Almost every breast-fed baby causes concern during its first few months of existence on account of “constipation” – that is, infrequent bowel motions. The absence of residue in its diet and the frequency of slight underfeeding lead the child to empty its bowel at widely spaced intervals.
When I am told that a healthy breast-fed baby is “constipated” I ask whether the motion is hard or normal. If it is hard I know that Purgative have already been given. If it is normal I explain to the mother that the baby is not constipated, and warn her against any interference with the natural bowel function such as is certain to be urged by her friends. I have many records now of babies who have for a time, often extending up to weaning, had their bowels moved even at such infrequent intervals as a week, and not one has ever had constipation or subsequently developed it.

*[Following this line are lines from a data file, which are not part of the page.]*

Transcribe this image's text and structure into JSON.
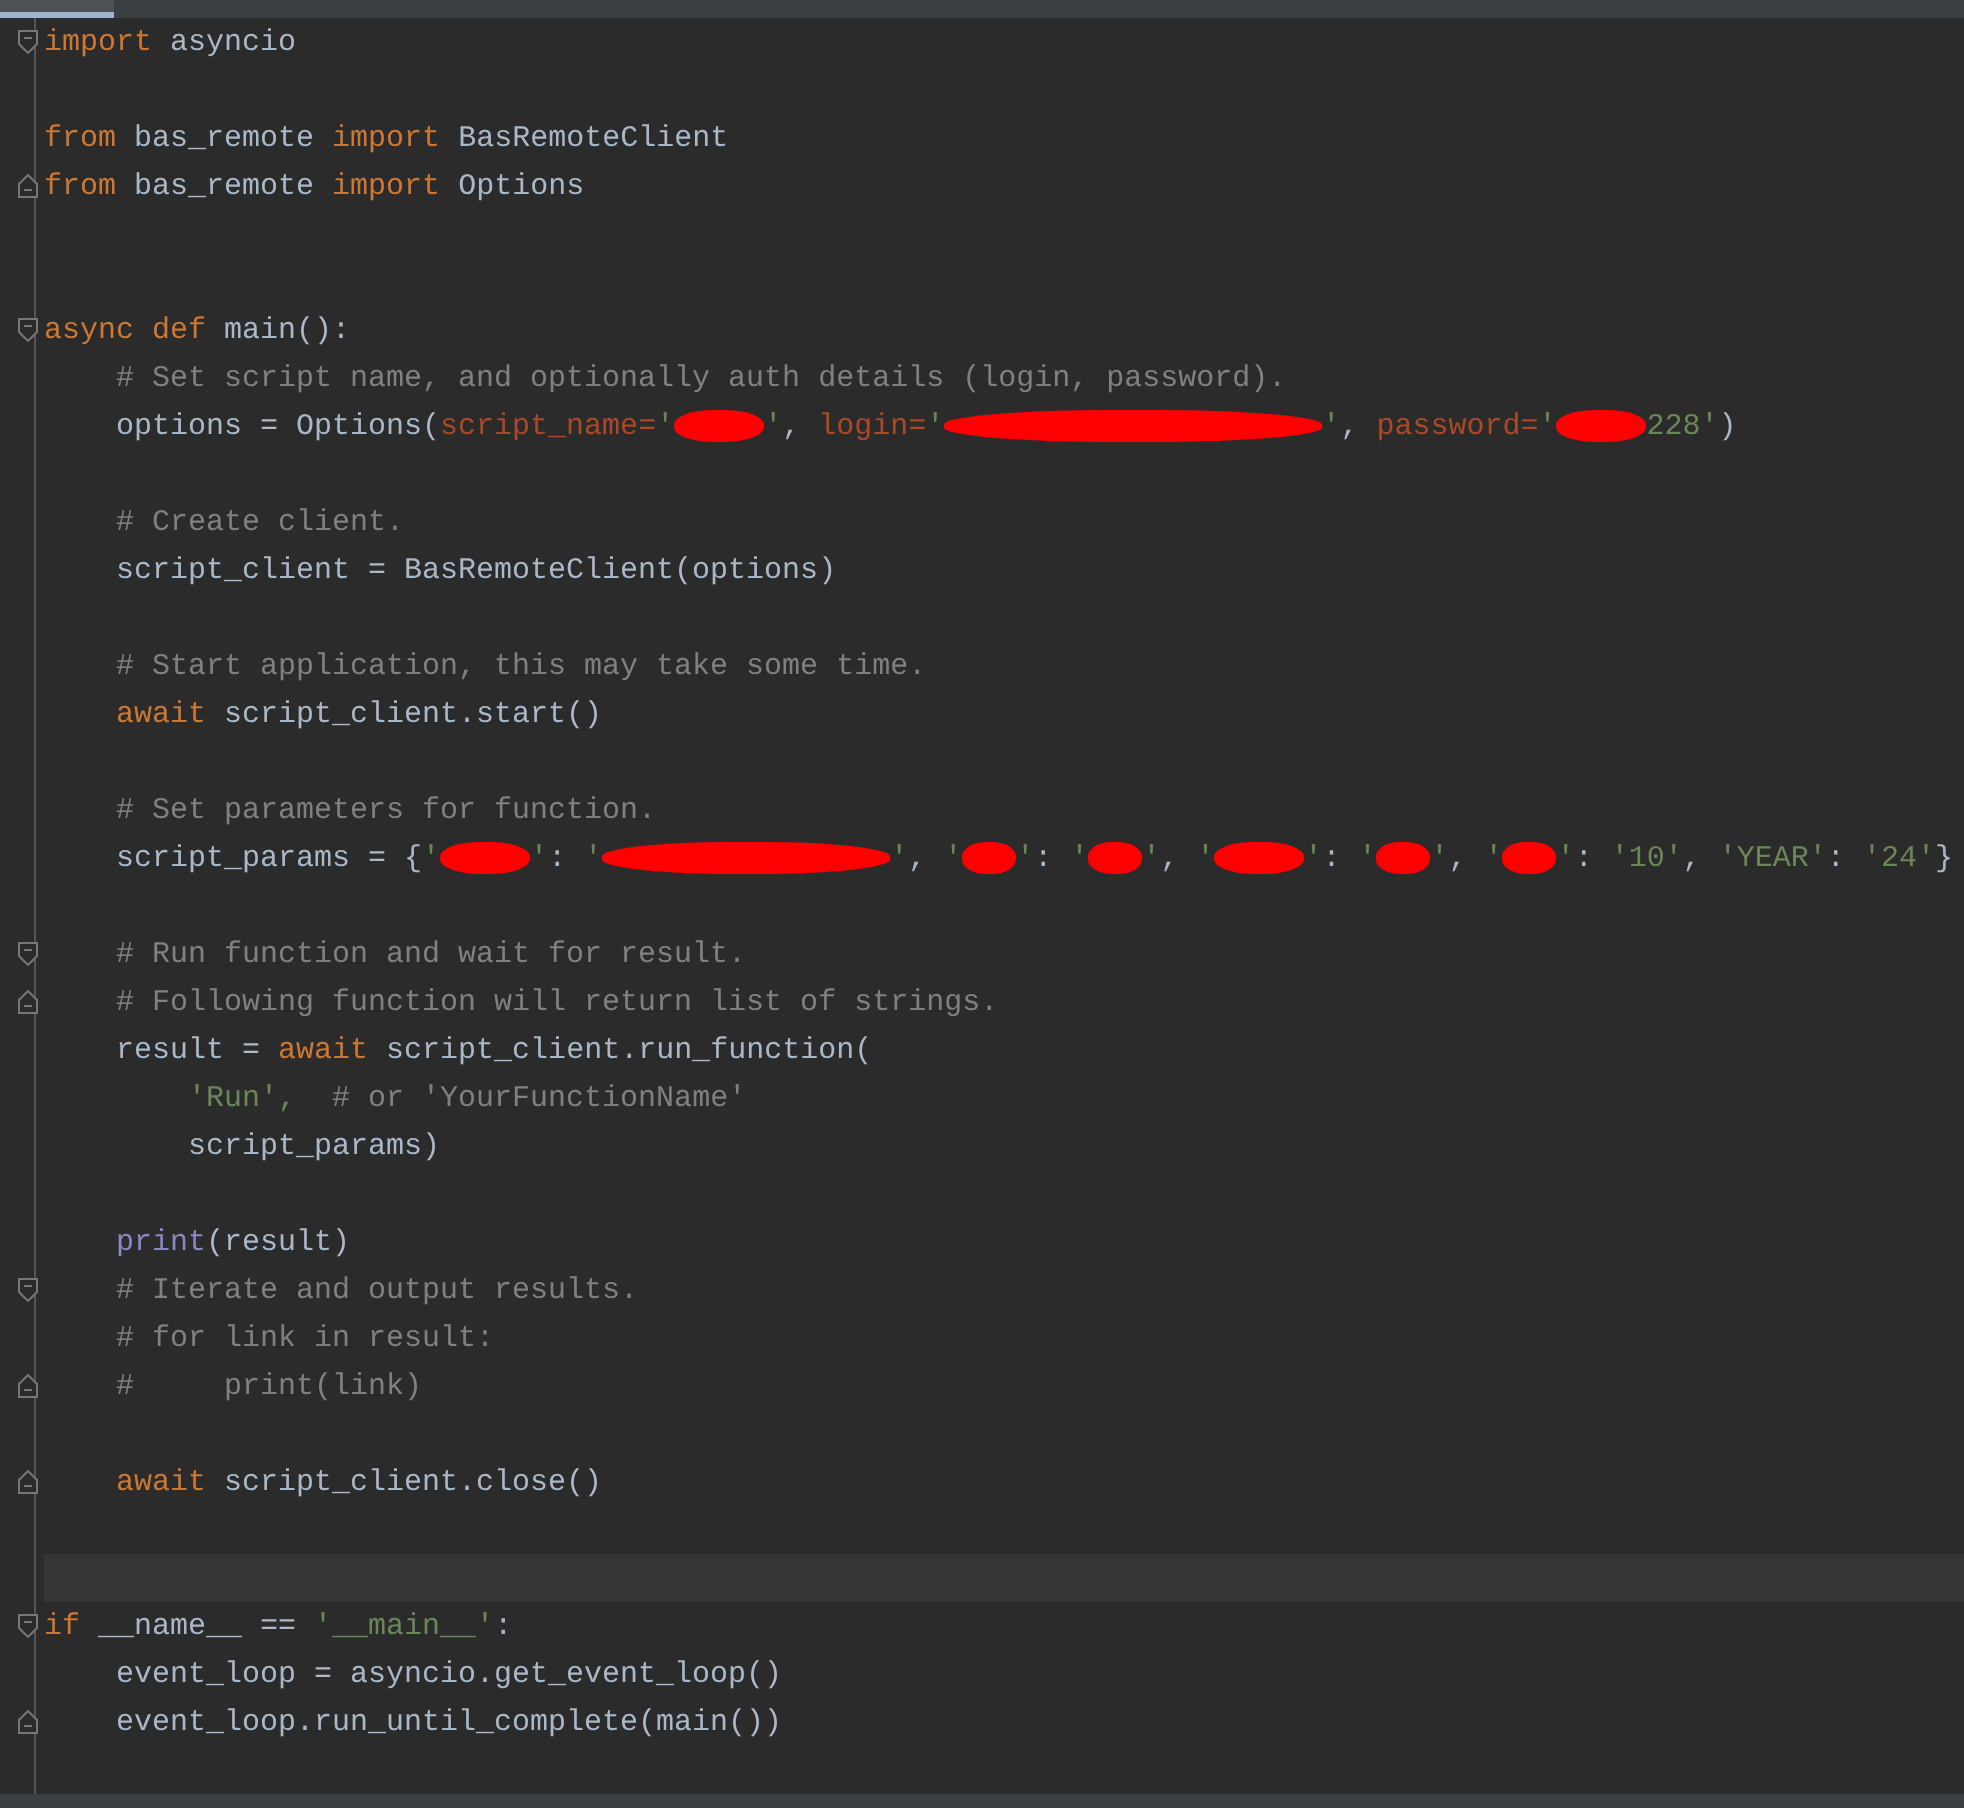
{
  "editor": {
    "tabs": [
      {
        "selected": true
      }
    ],
    "lines": [
      {
        "kind": "code",
        "fold_start": true,
        "tokens": [
          {
            "kind": "keyword",
            "t": "import"
          },
          {
            "kind": "plain",
            "t": " asyncio"
          }
        ]
      },
      {
        "kind": "blank"
      },
      {
        "kind": "code",
        "tokens": [
          {
            "kind": "keyword",
            "t": "from"
          },
          {
            "kind": "plain",
            "t": " bas_remote "
          },
          {
            "kind": "keyword",
            "t": "import"
          },
          {
            "kind": "plain",
            "t": " BasRemoteClient"
          }
        ]
      },
      {
        "kind": "code",
        "fold_end": true,
        "tokens": [
          {
            "kind": "keyword",
            "t": "from"
          },
          {
            "kind": "plain",
            "t": " bas_remote "
          },
          {
            "kind": "keyword",
            "t": "import"
          },
          {
            "kind": "plain",
            "t": " Options"
          }
        ]
      },
      {
        "kind": "blank"
      },
      {
        "kind": "blank"
      },
      {
        "kind": "code",
        "fold_start": true,
        "tokens": [
          {
            "kind": "keyword",
            "t": "async def"
          },
          {
            "kind": "plain",
            "t": " main():"
          }
        ]
      },
      {
        "kind": "code",
        "tokens": [
          {
            "kind": "comment",
            "t": "    # Set script name, and optionally auth details (login, password)."
          }
        ]
      },
      {
        "kind": "code",
        "tokens": [
          {
            "kind": "plain",
            "t": "    options = Options("
          },
          {
            "kind": "param",
            "t": "script_name="
          },
          {
            "kind": "string",
            "t": "'"
          },
          {
            "kind": "blot"
          },
          {
            "kind": "string",
            "t": "'"
          },
          {
            "kind": "plain",
            "t": ", "
          },
          {
            "kind": "param",
            "t": "login="
          },
          {
            "kind": "string",
            "t": "'"
          },
          {
            "kind": "streak"
          },
          {
            "kind": "string",
            "t": "'"
          },
          {
            "kind": "plain",
            "t": ", "
          },
          {
            "kind": "param",
            "t": "password="
          },
          {
            "kind": "string",
            "t": "'"
          },
          {
            "kind": "blot"
          },
          {
            "kind": "string",
            "t": "228'"
          },
          {
            "kind": "plain",
            "t": ")"
          }
        ]
      },
      {
        "kind": "blank"
      },
      {
        "kind": "code",
        "tokens": [
          {
            "kind": "comment",
            "t": "    # Create client."
          }
        ]
      },
      {
        "kind": "code",
        "tokens": [
          {
            "kind": "plain",
            "t": "    script_client = BasRemoteClient(options)"
          }
        ]
      },
      {
        "kind": "blank"
      },
      {
        "kind": "code",
        "tokens": [
          {
            "kind": "comment",
            "t": "    # Start application, this may take some time."
          }
        ]
      },
      {
        "kind": "code",
        "tokens": [
          {
            "kind": "keyword",
            "t": "    await"
          },
          {
            "kind": "plain",
            "t": " script_client.start()"
          }
        ]
      },
      {
        "kind": "blank"
      },
      {
        "kind": "code",
        "tokens": [
          {
            "kind": "comment",
            "t": "    # Set parameters for function."
          }
        ]
      },
      {
        "kind": "code",
        "tokens": [
          {
            "kind": "plain",
            "t": "    script_params = {"
          },
          {
            "kind": "string",
            "t": "'"
          },
          {
            "kind": "blot"
          },
          {
            "kind": "string",
            "t": "'"
          },
          {
            "kind": "plain",
            "t": ": "
          },
          {
            "kind": "string",
            "t": "'"
          },
          {
            "kind": "smear"
          },
          {
            "kind": "string",
            "t": "'"
          },
          {
            "kind": "plain",
            "t": ", "
          },
          {
            "kind": "string",
            "t": "'"
          },
          {
            "kind": "dot"
          },
          {
            "kind": "string",
            "t": "'"
          },
          {
            "kind": "plain",
            "t": ": "
          },
          {
            "kind": "string",
            "t": "'"
          },
          {
            "kind": "dot"
          },
          {
            "kind": "string",
            "t": "'"
          },
          {
            "kind": "plain",
            "t": ", "
          },
          {
            "kind": "string",
            "t": "'"
          },
          {
            "kind": "blot"
          },
          {
            "kind": "string",
            "t": "'"
          },
          {
            "kind": "plain",
            "t": ": "
          },
          {
            "kind": "string",
            "t": "'"
          },
          {
            "kind": "dot"
          },
          {
            "kind": "string",
            "t": "'"
          },
          {
            "kind": "plain",
            "t": ", "
          },
          {
            "kind": "string",
            "t": "'"
          },
          {
            "kind": "dot"
          },
          {
            "kind": "string",
            "t": "'"
          },
          {
            "kind": "plain",
            "t": ": "
          },
          {
            "kind": "string",
            "t": "'10'"
          },
          {
            "kind": "plain",
            "t": ", "
          },
          {
            "kind": "string",
            "t": "'YEAR'"
          },
          {
            "kind": "plain",
            "t": ": "
          },
          {
            "kind": "string",
            "t": "'24'"
          },
          {
            "kind": "plain",
            "t": "}"
          }
        ]
      },
      {
        "kind": "blank"
      },
      {
        "kind": "code",
        "fold_start": true,
        "tokens": [
          {
            "kind": "comment",
            "t": "    # Run function and wait for result."
          }
        ]
      },
      {
        "kind": "code",
        "fold_end": true,
        "tokens": [
          {
            "kind": "comment",
            "t": "    # Following function will return list of strings."
          }
        ]
      },
      {
        "kind": "code",
        "tokens": [
          {
            "kind": "plain",
            "t": "    result = "
          },
          {
            "kind": "keyword",
            "t": "await"
          },
          {
            "kind": "plain",
            "t": " script_client.run_function("
          }
        ]
      },
      {
        "kind": "code",
        "tokens": [
          {
            "kind": "string",
            "t": "        'Run',"
          },
          {
            "kind": "comment",
            "t": "  # or 'YourFunctionName'"
          }
        ]
      },
      {
        "kind": "code",
        "tokens": [
          {
            "kind": "plain",
            "t": "        script_params)"
          }
        ]
      },
      {
        "kind": "blank"
      },
      {
        "kind": "code",
        "tokens": [
          {
            "kind": "builtin",
            "t": "    print"
          },
          {
            "kind": "plain",
            "t": "(result)"
          }
        ]
      },
      {
        "kind": "code",
        "fold_start": true,
        "tokens": [
          {
            "kind": "comment",
            "t": "    # Iterate and output results."
          }
        ]
      },
      {
        "kind": "code",
        "tokens": [
          {
            "kind": "comment",
            "t": "    # for link in result:"
          }
        ]
      },
      {
        "kind": "code",
        "fold_end": true,
        "tokens": [
          {
            "kind": "comment",
            "t": "    #     print(link)"
          }
        ]
      },
      {
        "kind": "blank"
      },
      {
        "kind": "code",
        "fold_end": true,
        "tokens": [
          {
            "kind": "keyword",
            "t": "    await"
          },
          {
            "kind": "plain",
            "t": " script_client.close()"
          }
        ]
      },
      {
        "kind": "blank"
      },
      {
        "kind": "blank",
        "current": true
      },
      {
        "kind": "code",
        "fold_start": true,
        "tokens": [
          {
            "kind": "keyword",
            "t": "if"
          },
          {
            "kind": "plain",
            "t": " __name__ == "
          },
          {
            "kind": "string",
            "t": "'__main__'"
          },
          {
            "kind": "plain",
            "t": ":"
          }
        ]
      },
      {
        "kind": "code",
        "tokens": [
          {
            "kind": "plain",
            "t": "    event_loop = asyncio.get_event_loop()"
          }
        ]
      },
      {
        "kind": "code",
        "fold_end": true,
        "tokens": [
          {
            "kind": "plain",
            "t": "    event_loop.run_until_complete(main())"
          }
        ]
      },
      {
        "kind": "blank"
      }
    ]
  }
}
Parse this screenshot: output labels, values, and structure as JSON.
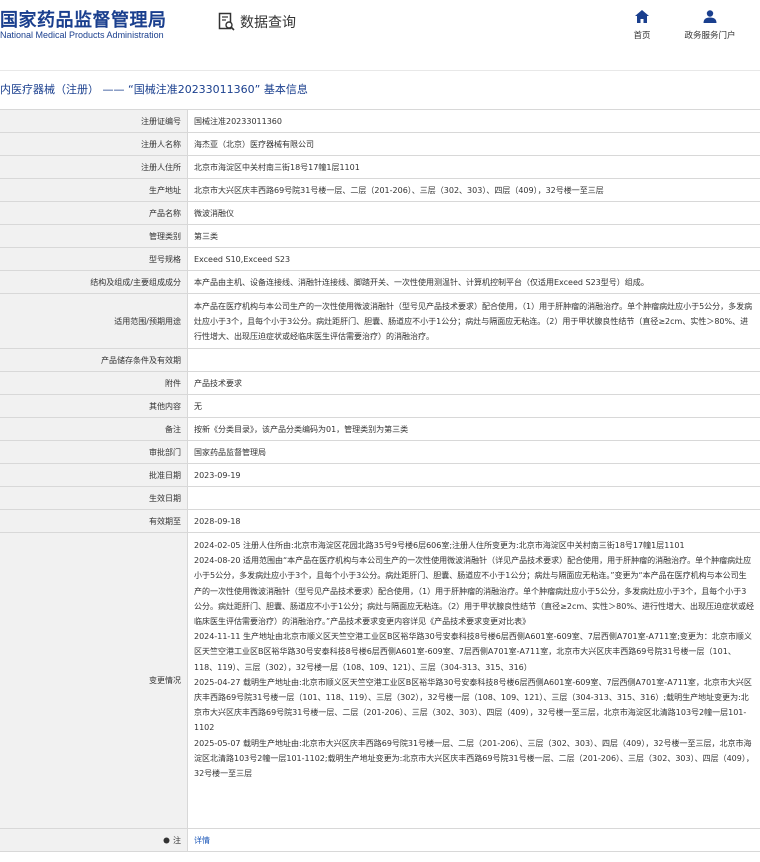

Many of these children have never had a purgative in their lives, and the maternal pride when weaning brings three motions a day is gratifying if amusing. Often the crying of a slightly underfed baby us attributed to the infrequency of the bowel evacuation; purgation follows, and depletes it still further. In an effort to retain its fluids the body extracts more water from the intestine, and true constipation result, and is followed by further purgation.
The old practice of giving babies castor oil even on such flimsy pretexts as to get rid of the meconium is dying out, but, indeed, almost any excuse to give a purgative is seized, and life-long addiction may result.
The healthy breast-fed baby whose bowels move once a week needs an occasional drink of water and nothing more.